Barrie Kosky, Susanne Andrade, and Paul Barritt’s production of The Magic Flute is heavily inspired by the silent film era and the spirit of the roaring twenties. In Kosky’s words, “Papageno is suggestive of Buster Keaton, while Monostatos is a bit Nosferatu, and Pamina perhaps a bit reminiscent of Louise Brooks.” There are a plethora of silent films to check out before seeing The Magic Flute, as the silent film era was a rich time for the industry. Filmmakers explored the artistry of the cinematic medium, creating new stories and adapting classic – even operatic – works for a new audience (King Vidor’s excellent 1926 La Boheme film is definitely worth a movie night). Before you step into the world of The Magic Flute, here are a few silent films to watch to get you in the 1920s spirit.

Designing The Magic Flute: Roaring Twenties Fantasy Film
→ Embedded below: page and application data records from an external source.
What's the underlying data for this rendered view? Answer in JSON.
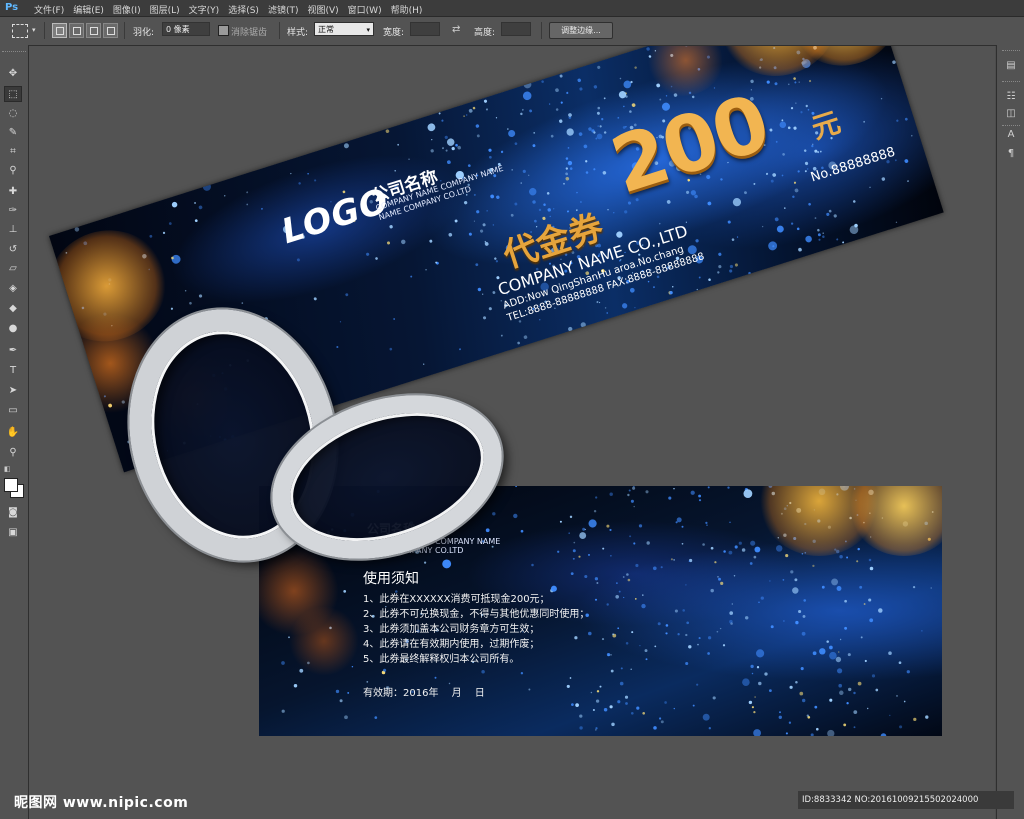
{
  "app": {
    "logo": "Ps",
    "menu": [
      "文件(F)",
      "编辑(E)",
      "图像(I)",
      "图层(L)",
      "文字(Y)",
      "选择(S)",
      "滤镜(T)",
      "视图(V)",
      "窗口(W)",
      "帮助(H)"
    ]
  },
  "options": {
    "feather_label": "羽化:",
    "feather_value": "0 像素",
    "antialias_label": "消除锯齿",
    "style_label": "样式:",
    "style_value": "正常",
    "width_label": "宽度:",
    "height_label": "高度:",
    "refine_button": "调整边缘..."
  },
  "voucher_front": {
    "logo": "LOGO",
    "company_cn": "公司名称",
    "company_en_line1": "COMPANY NAME COMPANY NAME",
    "company_en_line2": "NAME COMPANY CO.LTD",
    "title": "代金券",
    "amount": "200",
    "currency": "元",
    "serial": "No.88888888",
    "company_name": "COMPANY NAME CO.,LTD",
    "address": "ADD:Now QingShanHu aroa.No.chang",
    "tel_fax": "TEL:8888-88888888  FAX:8888-88888888"
  },
  "voucher_back": {
    "company_cn": "公司名称",
    "company_en_line1": "COMPANY NAME COMPANY NAME",
    "company_en_line2": "NAME COMPANY CO.LTD",
    "title": "使用须知",
    "rules": [
      "1、此券在XXXXXX消费可抵现金200元；",
      "2、此券不可兑换现金，不得与其他优惠同时使用；",
      "3、此券须加盖本公司财务章方可生效；",
      "4、此券请在有效期内使用，过期作废；",
      "5、此券最终解释权归本公司所有。"
    ],
    "validity": "有效期：2016年　 月　 日"
  },
  "watermark": {
    "left": "昵图网 www.nipic.com",
    "right": "ID:8833342 NO:20161009215502024000"
  },
  "colors": {
    "app_bg": "#535353",
    "gold": "#f2b551",
    "deep_blue": "#0b2e66"
  }
}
The Magic Flute is a roaring-twenties set vision. It has the beauty of a classic Louise Brooks film (like Pandora’s Box) , but live. Here, the production team – Suzanne Andrade, Barrie Kosky, and Paul Barritt – talk about the concept behind their vision for Mozart’s fantasy opera.

Magic Flute By The Numbers

Learn more about the numbers behind The Magic Flute, including the 677 digital animation cues.

Music Monday: Papageno Wants A Wife

The Queen of the Night’s second aria is the arguably the most recognized piece of operatic music. Yet, there’s something so refreshing about Papageno’s Aria (“Ein Mädchen oder Weibchen” or “A Little Wife”) in Mozart’s The Magic Flute. Papageno sings his aria towards the end of Act II, after Pamina has fallen in love with Tamino. He longs for a little wife of his own to keep him company (which he says is better than wine, according to an English translation used in 1984’s hit film, Amadeus).

Music Monday: Queen of the Night Aria

The Magic Flute opens this Saturday and that means you’ll be able to hear one of the most famous – and extravagant – arias in opera history, “Der Hölle Rache” (aka the “Queen of the Night Aria”).

Ben Bliss Talks Tamino

For Ben Bliss, playing Tamino in Mozart’s The Magic Flute is like coming home. Not only is he back at LA Opera (he was part of the Young Artist program from 2011-2013), but Tamino was also the first opera role Bliss ever sang. Get to know Ben.

Flute Watching

For more information and to purchase tickets to The Magic Flute, click here (only 3 performances left!). To learn more about our current and upcoming season, check out our website.

LA Opera is a 501(c)3 non-profit organization dedicated to the greater good.
This entry was posted in About Our Shows and tagged , , , , , , . Bookmark the permalink.